Please retype every record exactly as it appears, omitting the pictures.

#### [Stored items from a collection]
# # # # # # #

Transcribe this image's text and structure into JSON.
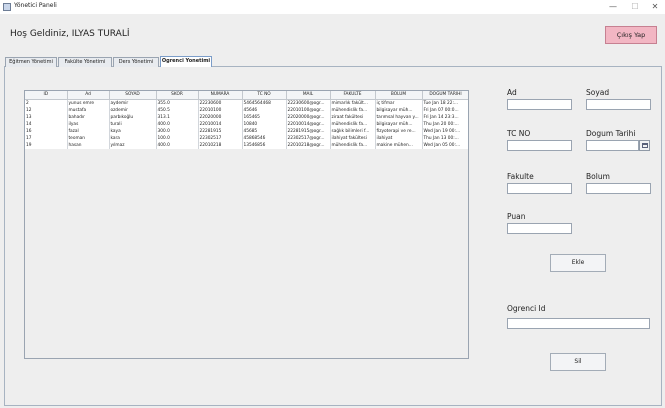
{
  "window": {
    "title": "Yönetici Paneli"
  },
  "header": {
    "welcome": "Hoş Geldiniz, ILYAS TURALİ",
    "logout_label": "Çıkış Yap"
  },
  "tabs": [
    {
      "label": "Eğitmen Yönetimi"
    },
    {
      "label": "Fakülte Yönetimi"
    },
    {
      "label": "Ders Yönetimi"
    },
    {
      "label": "Ogrenci Yonetimi"
    }
  ],
  "table": {
    "columns": [
      "ID",
      "Ad",
      "SOYAD",
      "SKOR",
      "NUMARA",
      "TC NO",
      "MAIL",
      "FAKULTE",
      "BOLUM",
      "DOGUM TARIHI"
    ],
    "rows": [
      [
        "2",
        "yunus emre",
        "aydemir",
        "355.0",
        "22230600",
        "5464564468",
        "22230600@ogr...",
        "mimarlık fakült...",
        "iç tifmar",
        "Tue Jan 18 22:..."
      ],
      [
        "12",
        "mustafa",
        "ozdemir",
        "450.5",
        "22010100",
        "45646",
        "22010100@ogr...",
        "mühendislik fa...",
        "bilgisayar müh...",
        "Fri Jan 07 00:0..."
      ],
      [
        "13",
        "bahadır",
        "parbıkoğlu",
        "313.1",
        "22020000",
        "165465",
        "22020000@ogr...",
        "ziraat fakültesi",
        "tarımsal hayvan y...",
        "Fri Jan 14 23:3..."
      ],
      [
        "14",
        "ilyas",
        "turali",
        "400.0",
        "22010014",
        "10840",
        "22010014@ogr...",
        "mühendislik fa...",
        "bilgisayar müh...",
        "Thu Jan 20 00:..."
      ],
      [
        "16",
        "fazal",
        "kaya",
        "300.0",
        "22281915",
        "45685",
        "22281915@ogr...",
        "sağlık bilimleri f...",
        "fizyoterapi ve re...",
        "Wed Jan 19 00:..."
      ],
      [
        "17",
        "teoman",
        "kara",
        "100.0",
        "22302517",
        "45868546",
        "22302517@ogr...",
        "ilahiyat fakültesi",
        "ilahiyat",
        "Thu Jan 13 00:..."
      ],
      [
        "19",
        "hasan",
        "yılmaz",
        "400.0",
        "22010218",
        "13546856",
        "22010218@ogr...",
        "mühendislik fa...",
        "makine mühen...",
        "Wed Jan 05 00:..."
      ]
    ]
  },
  "form": {
    "ad_label": "Ad",
    "soyad_label": "Soyad",
    "tcno_label": "TC NO",
    "dogum_tarihi_label": "Dogum Tarihi",
    "fakulte_label": "Fakulte",
    "bolum_label": "Bolum",
    "puan_label": "Puan",
    "ekle_label": "Ekle",
    "ogrenci_id_label": "Ogrenci Id",
    "sil_label": "Sil"
  },
  "icons": {
    "calendar": "calendar-icon",
    "app": "window-icon"
  }
}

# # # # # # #

#### [Answer to this exercise]
Transcribe this image's text and structure into JSON.
{
  "window": {
    "title": "Yönetici Paneli"
  },
  "header": {
    "welcome": "Hoş Geldiniz, ILYAS TURALİ",
    "logout_label": "Çıkış Yap"
  },
  "tabs": [
    {
      "label": "Eğitmen Yönetimi"
    },
    {
      "label": "Fakülte Yönetimi"
    },
    {
      "label": "Ders Yönetimi"
    },
    {
      "label": "Ogrenci Yonetimi"
    }
  ],
  "table": {
    "columns": [
      "ID",
      "Ad",
      "SOYAD",
      "SKOR",
      "NUMARA",
      "TC NO",
      "MAIL",
      "FAKULTE",
      "BOLUM",
      "DOGUM TARIHI"
    ],
    "rows": [
      [
        "2",
        "yunus emre",
        "aydemir",
        "355.0",
        "22230600",
        "5464564468",
        "22230600@ogr...",
        "mimarlık fakült...",
        "iç tifmar",
        "Tue Jan 18 22:..."
      ],
      [
        "12",
        "mustafa",
        "ozdemir",
        "450.5",
        "22010100",
        "45646",
        "22010100@ogr...",
        "mühendislik fa...",
        "bilgisayar müh...",
        "Fri Jan 07 00:0..."
      ],
      [
        "13",
        "bahadır",
        "parbıkoğlu",
        "313.1",
        "22020000",
        "165465",
        "22020000@ogr...",
        "ziraat fakültesi",
        "tarımsal hayvan y...",
        "Fri Jan 14 23:3..."
      ],
      [
        "14",
        "ilyas",
        "turali",
        "400.0",
        "22010014",
        "10840",
        "22010014@ogr...",
        "mühendislik fa...",
        "bilgisayar müh...",
        "Thu Jan 20 00:..."
      ],
      [
        "16",
        "fazal",
        "kaya",
        "300.0",
        "22281915",
        "45685",
        "22281915@ogr...",
        "sağlık bilimleri f...",
        "fizyoterapi ve re...",
        "Wed Jan 19 00:..."
      ],
      [
        "17",
        "teoman",
        "kara",
        "100.0",
        "22302517",
        "45868546",
        "22302517@ogr...",
        "ilahiyat fakültesi",
        "ilahiyat",
        "Thu Jan 13 00:..."
      ],
      [
        "19",
        "hasan",
        "yılmaz",
        "400.0",
        "22010218",
        "13546856",
        "22010218@ogr...",
        "mühendislik fa...",
        "makine mühen...",
        "Wed Jan 05 00:..."
      ]
    ]
  },
  "form": {
    "ad_label": "Ad",
    "soyad_label": "Soyad",
    "tcno_label": "TC NO",
    "dogum_tarihi_label": "Dogum Tarihi",
    "fakulte_label": "Fakulte",
    "bolum_label": "Bolum",
    "puan_label": "Puan",
    "ekle_label": "Ekle",
    "ogrenci_id_label": "Ogrenci Id",
    "sil_label": "Sil"
  },
  "icons": {
    "calendar": "calendar-icon",
    "app": "window-icon"
  }
}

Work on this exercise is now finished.